Handbook of Democratic Innovation and Governance
Show Less

Handbook of Democratic Innovation and Governance

Edited by Stephen Elstub and Oliver Escobar

Democratic innovations are proliferating in politics, governance, policy, and public administration. These new processes of public participation are reimagining the relationship between citizens and institutions. This Handbook advances understanding of democratic innovations, in theory and practice, by critically reviewing their importance throughout the world. The overarching themes are a focus on citizens and their relationship to these innovations, and the resulting effects on political equality. The Handbook therefore offers a definitive overview of existing research on democratic innovations, while also setting the agenda for future research and practice.
Buy Book in Print
Show Summary Details
You do not have access to this content

Chapter 18: Journalists: the role of the media in democratic innovation

Gianfranco Pomatto

Abstract

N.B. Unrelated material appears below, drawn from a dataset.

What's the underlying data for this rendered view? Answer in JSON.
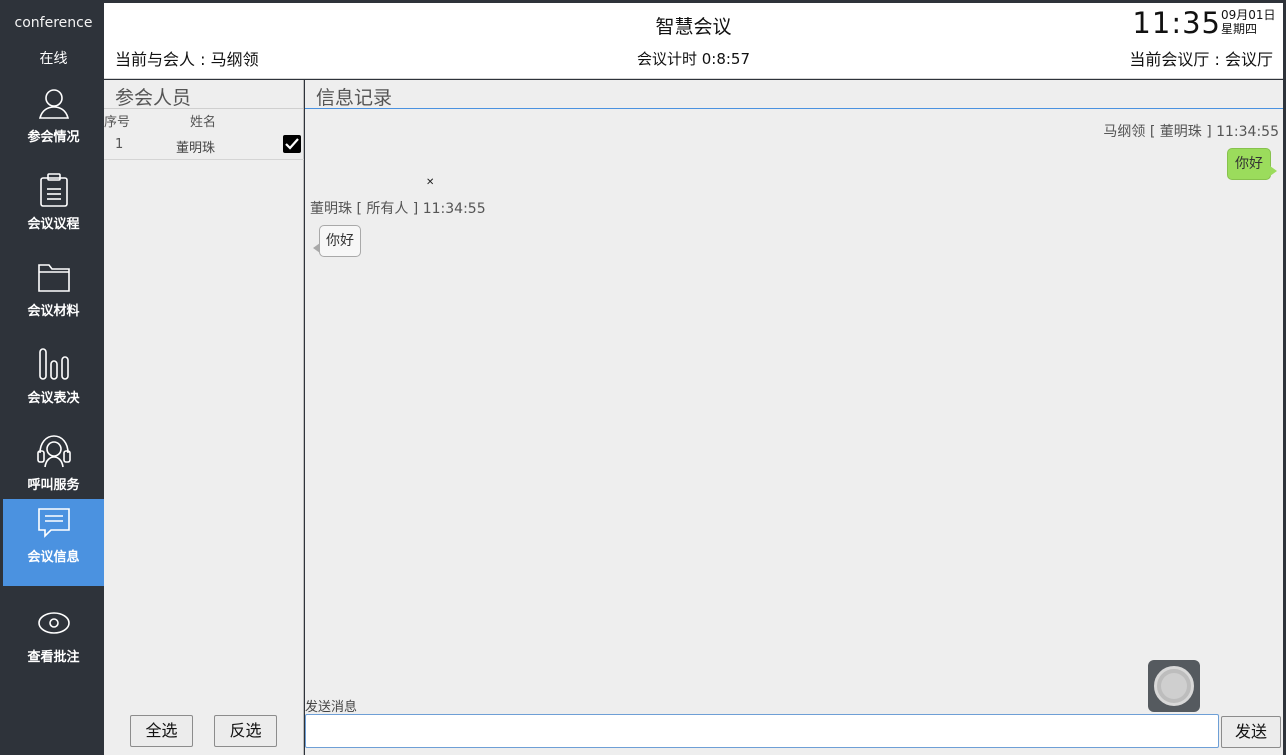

This chapter focuses on the relationship between media and democratic innovation. The few existing empirical investigations of this topic suggest that the level of attention of the media towards democratic innovations cannot be taken for granted, and that the quality of coverage is highly variable. This can be explained in light of the several structural factors that influence the mainstream media: media logic, concentrated ownership and commercialisation, some characteristics of the political system and the journalistic culture. Alternative journalistic movements, inspired by deliberative and participatory perspectives, appear to be promising for democratic innovation; however, they are minoritarian movements, and their impact on the media system is currently limited. Four complementary strategies are presented in the conclusion that could be pursued by policy makers, journalists and actors in the field of democratic innovation to enhance the level of attention of the media and the quality coverage of democratic innovation processes.

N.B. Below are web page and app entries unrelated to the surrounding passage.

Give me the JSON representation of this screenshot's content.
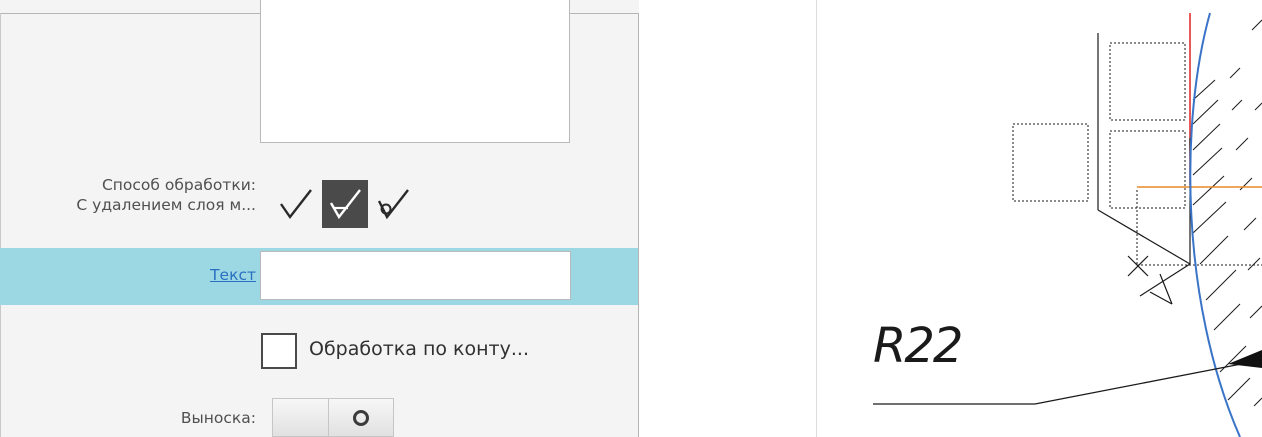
{
  "panel": {
    "method_label": "Способ обработки:",
    "method_value": "С удалением слоя м...",
    "method_buttons": [
      {
        "icon": "roughness-basic-icon"
      },
      {
        "icon": "roughness-removal-icon",
        "selected": true
      },
      {
        "icon": "roughness-no-removal-icon"
      }
    ],
    "text_link": "Текст",
    "text_value": "",
    "contour_checkbox_label": "Обработка по конту...",
    "leader_label": "Выноска:"
  },
  "drawing": {
    "dimension_text": "R22",
    "colors": {
      "arc": "#3a74c8",
      "red_axis": "#e02424",
      "orange_axis": "#e88a2a",
      "lines": "#000000",
      "selected_row": "#9bd8e4",
      "selected_button": "#4a4a4a"
    }
  }
}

You are not authenticated to view the full text of this chapter or article.

Elgaronline requires a subscription or purchase to access the full text of books or journals. Please login through your library system or with your personal username and password on the homepage.

Non-subscribers can freely search the site, view abstracts/ extracts and download selected front matter and introductory chapters for personal use.

Your library may not have purchased all subject areas. If you are authenticated and think you should have access to this title, please contact your librarian.


Further information

or login to access all content.